All entries should be copied exactly; the pictures stay out.

* [Source material]:
>>

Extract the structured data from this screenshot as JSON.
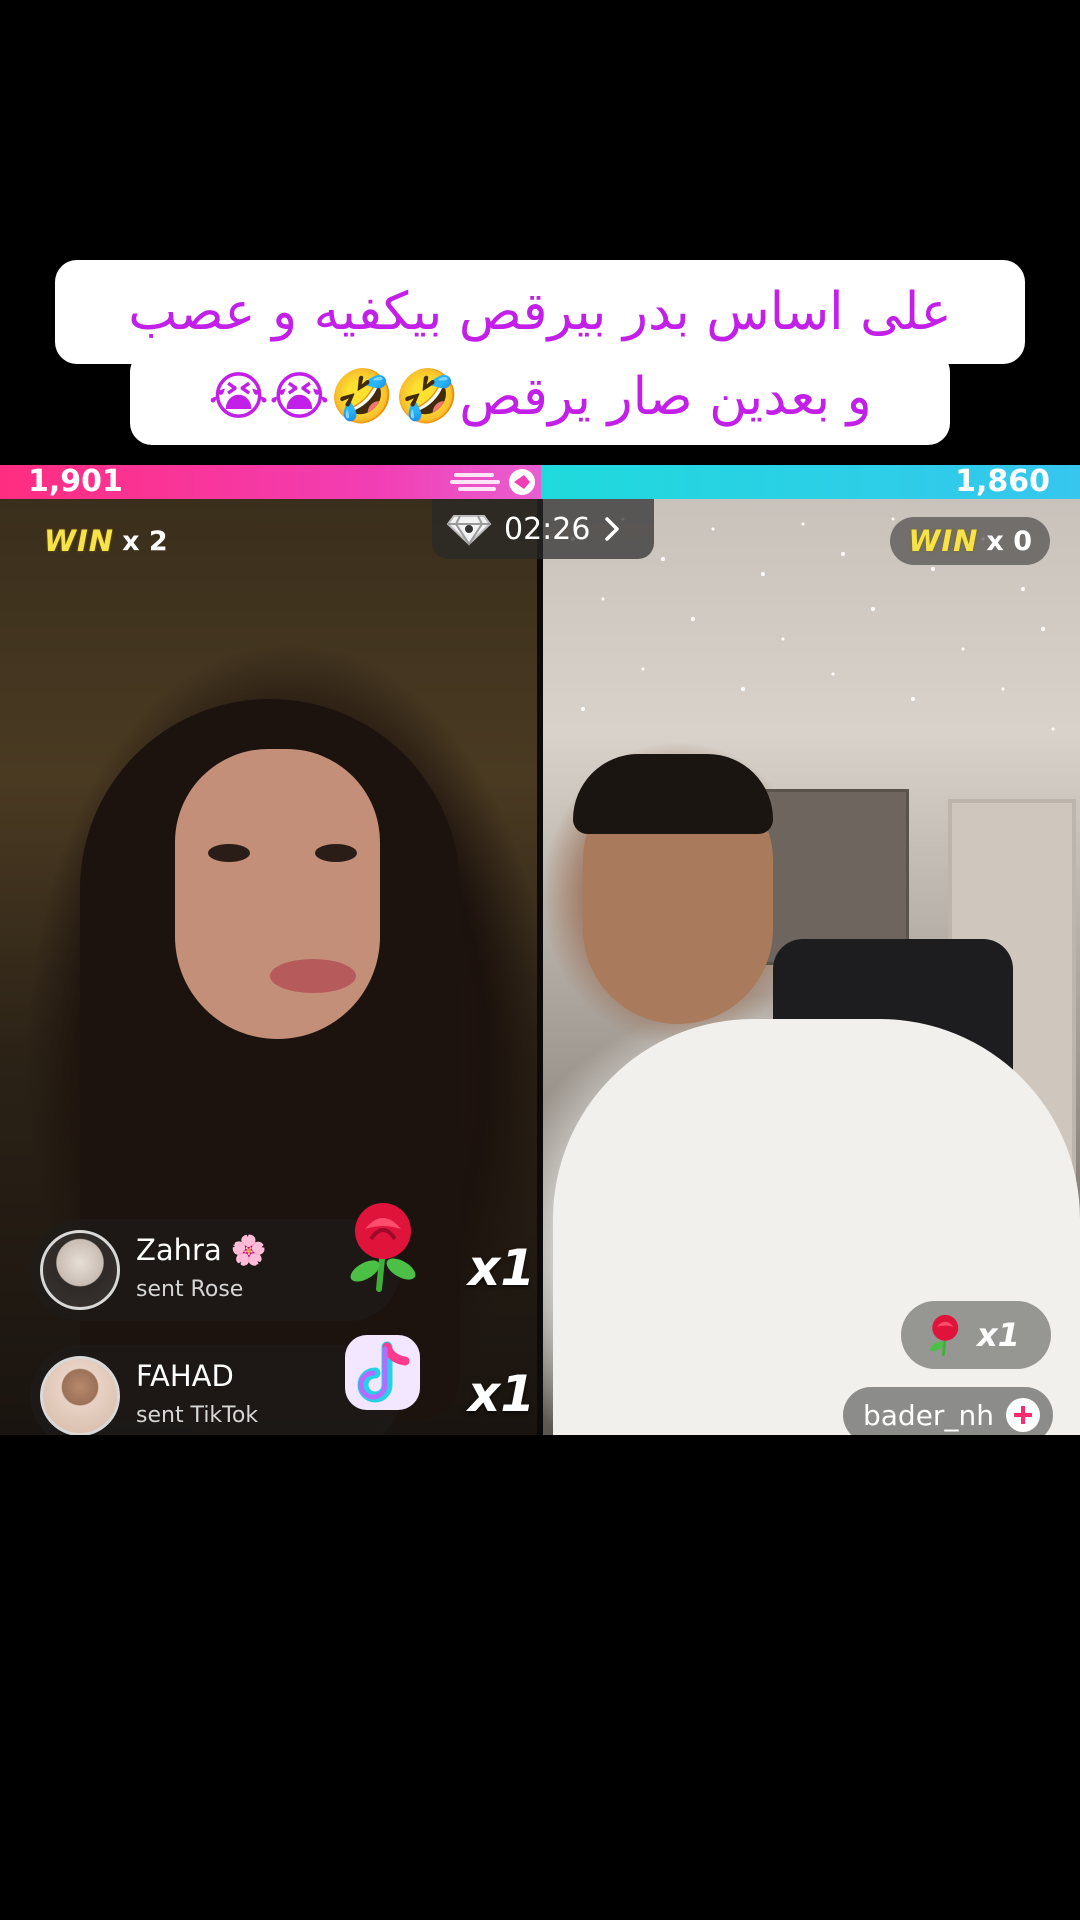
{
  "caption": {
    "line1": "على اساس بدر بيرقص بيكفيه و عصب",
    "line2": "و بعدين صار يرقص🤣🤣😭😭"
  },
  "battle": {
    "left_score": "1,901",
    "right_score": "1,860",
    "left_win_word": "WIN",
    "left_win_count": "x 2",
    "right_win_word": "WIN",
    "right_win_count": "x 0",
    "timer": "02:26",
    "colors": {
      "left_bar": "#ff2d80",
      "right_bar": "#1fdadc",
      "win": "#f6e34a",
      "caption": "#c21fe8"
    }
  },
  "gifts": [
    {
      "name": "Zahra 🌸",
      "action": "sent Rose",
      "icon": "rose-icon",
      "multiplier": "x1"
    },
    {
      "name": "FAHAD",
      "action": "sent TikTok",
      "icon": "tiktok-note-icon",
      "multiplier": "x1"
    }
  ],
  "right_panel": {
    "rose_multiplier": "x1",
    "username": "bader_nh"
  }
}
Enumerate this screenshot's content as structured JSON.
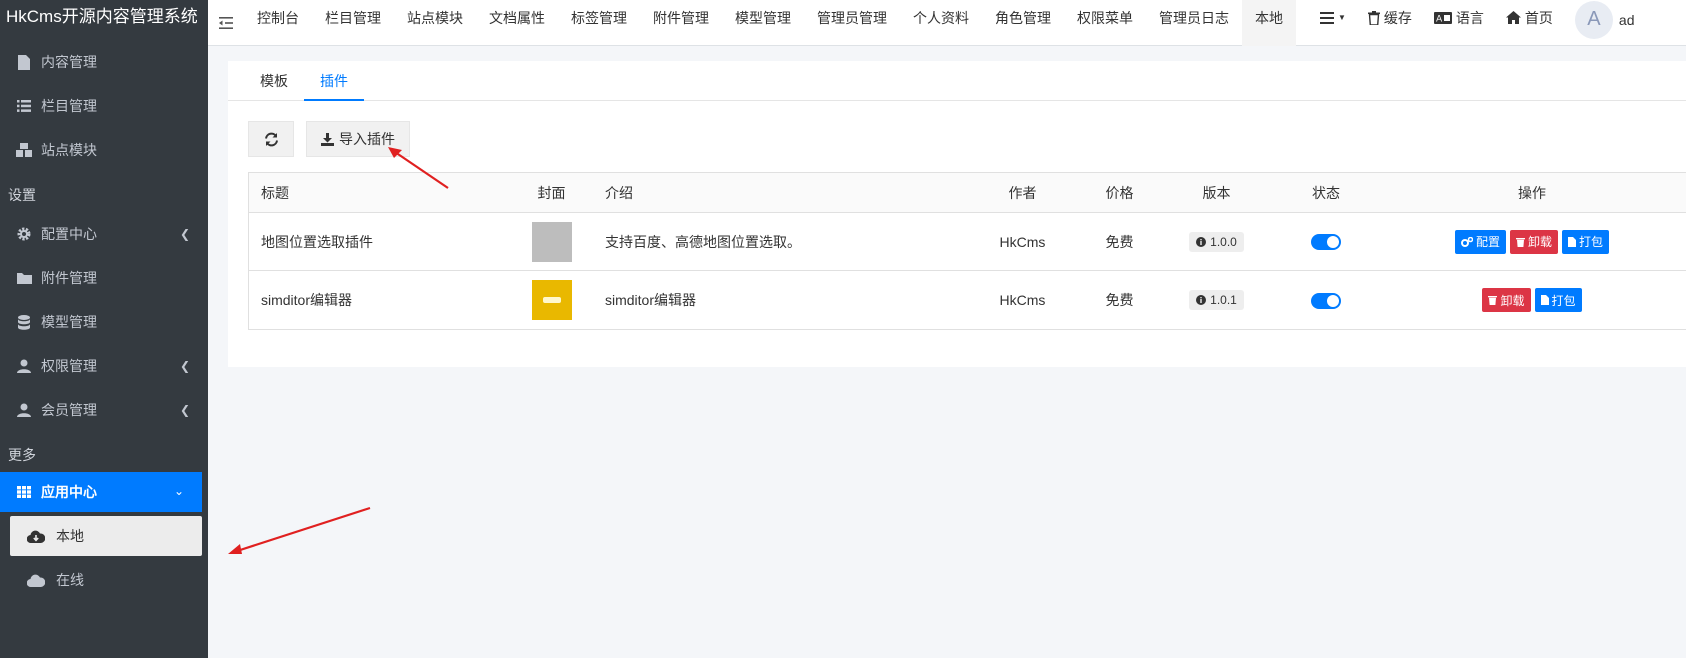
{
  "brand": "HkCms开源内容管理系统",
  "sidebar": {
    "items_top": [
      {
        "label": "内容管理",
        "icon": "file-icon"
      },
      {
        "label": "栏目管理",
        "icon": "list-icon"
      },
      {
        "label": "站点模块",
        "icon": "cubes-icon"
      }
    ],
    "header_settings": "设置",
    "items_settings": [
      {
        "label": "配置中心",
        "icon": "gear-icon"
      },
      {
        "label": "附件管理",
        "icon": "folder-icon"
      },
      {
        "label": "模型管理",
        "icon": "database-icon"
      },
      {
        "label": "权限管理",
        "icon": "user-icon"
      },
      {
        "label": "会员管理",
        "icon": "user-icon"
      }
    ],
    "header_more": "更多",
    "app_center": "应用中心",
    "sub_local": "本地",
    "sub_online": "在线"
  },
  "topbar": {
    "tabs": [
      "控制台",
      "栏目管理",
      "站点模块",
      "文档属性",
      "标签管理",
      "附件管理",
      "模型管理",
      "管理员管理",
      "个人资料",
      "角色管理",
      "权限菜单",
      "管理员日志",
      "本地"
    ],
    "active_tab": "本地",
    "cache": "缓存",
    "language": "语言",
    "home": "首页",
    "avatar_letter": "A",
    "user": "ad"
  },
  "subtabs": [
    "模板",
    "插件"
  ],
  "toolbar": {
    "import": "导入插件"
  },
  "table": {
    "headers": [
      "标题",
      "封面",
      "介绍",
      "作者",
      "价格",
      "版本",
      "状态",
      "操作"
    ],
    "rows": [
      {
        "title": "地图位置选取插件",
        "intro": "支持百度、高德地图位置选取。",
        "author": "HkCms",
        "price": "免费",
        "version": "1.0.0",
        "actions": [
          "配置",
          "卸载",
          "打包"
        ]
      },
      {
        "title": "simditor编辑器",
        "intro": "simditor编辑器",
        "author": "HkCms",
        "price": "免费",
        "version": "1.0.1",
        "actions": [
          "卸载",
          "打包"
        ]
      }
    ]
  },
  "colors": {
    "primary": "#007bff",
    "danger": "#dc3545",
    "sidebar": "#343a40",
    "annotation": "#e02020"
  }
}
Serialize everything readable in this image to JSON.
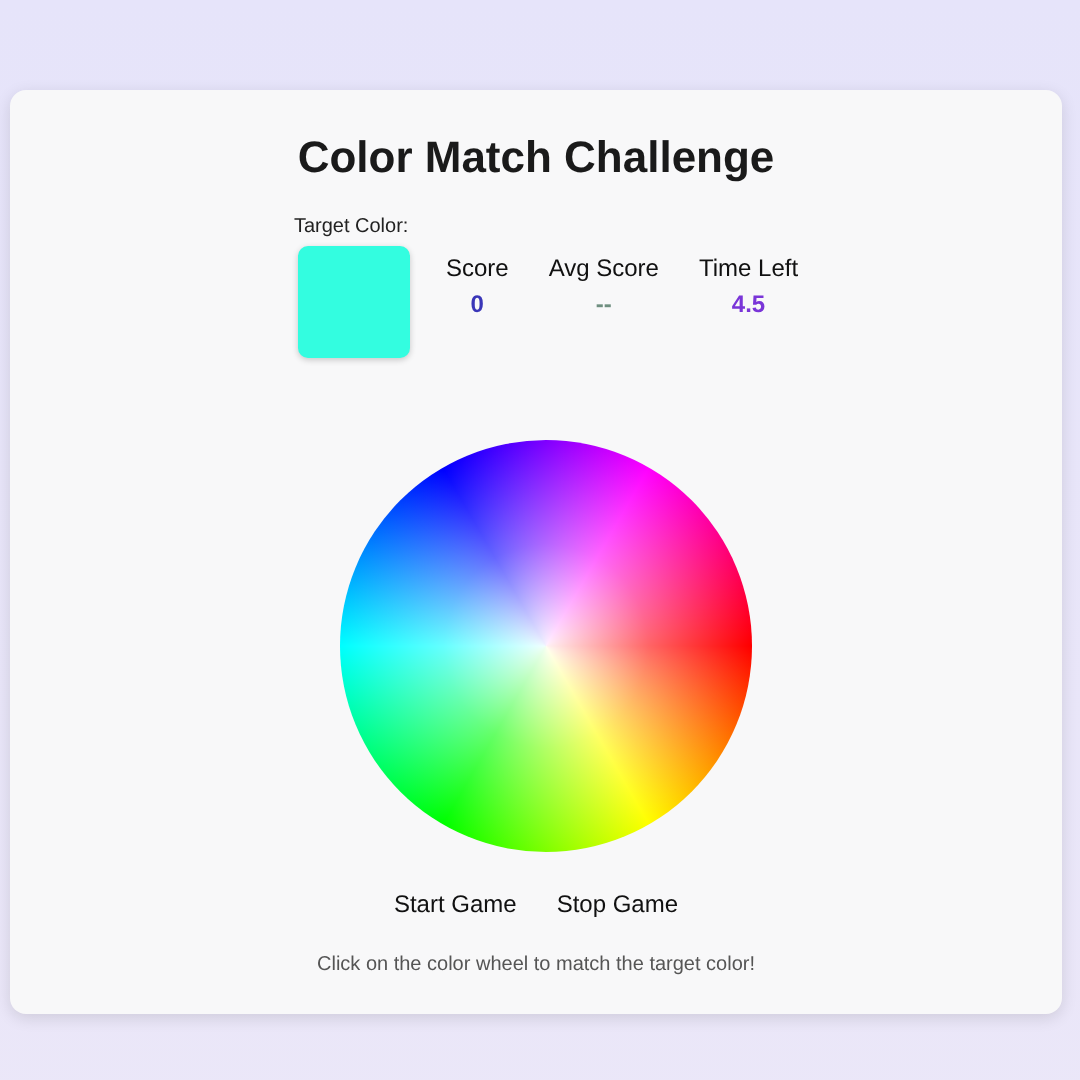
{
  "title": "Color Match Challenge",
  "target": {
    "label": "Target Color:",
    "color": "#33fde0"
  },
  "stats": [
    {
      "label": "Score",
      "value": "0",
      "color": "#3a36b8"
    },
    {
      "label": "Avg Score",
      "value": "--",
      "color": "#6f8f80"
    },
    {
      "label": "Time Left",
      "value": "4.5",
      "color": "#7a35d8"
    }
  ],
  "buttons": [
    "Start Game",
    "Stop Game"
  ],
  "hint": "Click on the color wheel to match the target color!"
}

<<

* [Task result]:
Extract the structured data from this screenshot as JSON.
{
  "caption": {
    "line1": "على اساس بدر بيرقص بيكفيه و عصب",
    "line2": "و بعدين صار يرقص🤣🤣😭😭"
  },
  "battle": {
    "left_score": "1,901",
    "right_score": "1,860",
    "left_win_word": "WIN",
    "left_win_count": "x 2",
    "right_win_word": "WIN",
    "right_win_count": "x 0",
    "timer": "02:26",
    "colors": {
      "left_bar": "#ff2d80",
      "right_bar": "#1fdadc",
      "win": "#f6e34a",
      "caption": "#c21fe8"
    }
  },
  "gifts": [
    {
      "name": "Zahra 🌸",
      "action": "sent Rose",
      "icon": "rose-icon",
      "multiplier": "x1"
    },
    {
      "name": "FAHAD",
      "action": "sent TikTok",
      "icon": "tiktok-note-icon",
      "multiplier": "x1"
    }
  ],
  "right_panel": {
    "rose_multiplier": "x1",
    "username": "bader_nh"
  }
}
Enumerate this screenshot's content as structured JSON.
{
  "brand": "HkCms开源内容管理系统",
  "sidebar": {
    "items_top": [
      {
        "label": "内容管理",
        "icon": "file-icon"
      },
      {
        "label": "栏目管理",
        "icon": "list-icon"
      },
      {
        "label": "站点模块",
        "icon": "cubes-icon"
      }
    ],
    "header_settings": "设置",
    "items_settings": [
      {
        "label": "配置中心",
        "icon": "gear-icon"
      },
      {
        "label": "附件管理",
        "icon": "folder-icon"
      },
      {
        "label": "模型管理",
        "icon": "database-icon"
      },
      {
        "label": "权限管理",
        "icon": "user-icon"
      },
      {
        "label": "会员管理",
        "icon": "user-icon"
      }
    ],
    "header_more": "更多",
    "app_center": "应用中心",
    "sub_local": "本地",
    "sub_online": "在线"
  },
  "topbar": {
    "tabs": [
      "控制台",
      "栏目管理",
      "站点模块",
      "文档属性",
      "标签管理",
      "附件管理",
      "模型管理",
      "管理员管理",
      "个人资料",
      "角色管理",
      "权限菜单",
      "管理员日志",
      "本地"
    ],
    "active_tab": "本地",
    "cache": "缓存",
    "language": "语言",
    "home": "首页",
    "avatar_letter": "A",
    "user": "ad"
  },
  "subtabs": [
    "模板",
    "插件"
  ],
  "toolbar": {
    "import": "导入插件"
  },
  "table": {
    "headers": [
      "标题",
      "封面",
      "介绍",
      "作者",
      "价格",
      "版本",
      "状态",
      "操作"
    ],
    "rows": [
      {
        "title": "地图位置选取插件",
        "intro": "支持百度、高德地图位置选取。",
        "author": "HkCms",
        "price": "免费",
        "version": "1.0.0",
        "actions": [
          "配置",
          "卸载",
          "打包"
        ]
      },
      {
        "title": "simditor编辑器",
        "intro": "simditor编辑器",
        "author": "HkCms",
        "price": "免费",
        "version": "1.0.1",
        "actions": [
          "卸载",
          "打包"
        ]
      }
    ]
  },
  "colors": {
    "primary": "#007bff",
    "danger": "#dc3545",
    "sidebar": "#343a40",
    "annotation": "#e02020"
  }
}
Serialize everything readable in this image to JSON.
{
  "title": "Color Match Challenge",
  "target": {
    "label": "Target Color:",
    "color": "#33fde0"
  },
  "stats": [
    {
      "label": "Score",
      "value": "0",
      "color": "#3a36b8"
    },
    {
      "label": "Avg Score",
      "value": "--",
      "color": "#6f8f80"
    },
    {
      "label": "Time Left",
      "value": "4.5",
      "color": "#7a35d8"
    }
  ],
  "buttons": [
    "Start Game",
    "Stop Game"
  ],
  "hint": "Click on the color wheel to match the target color!"
}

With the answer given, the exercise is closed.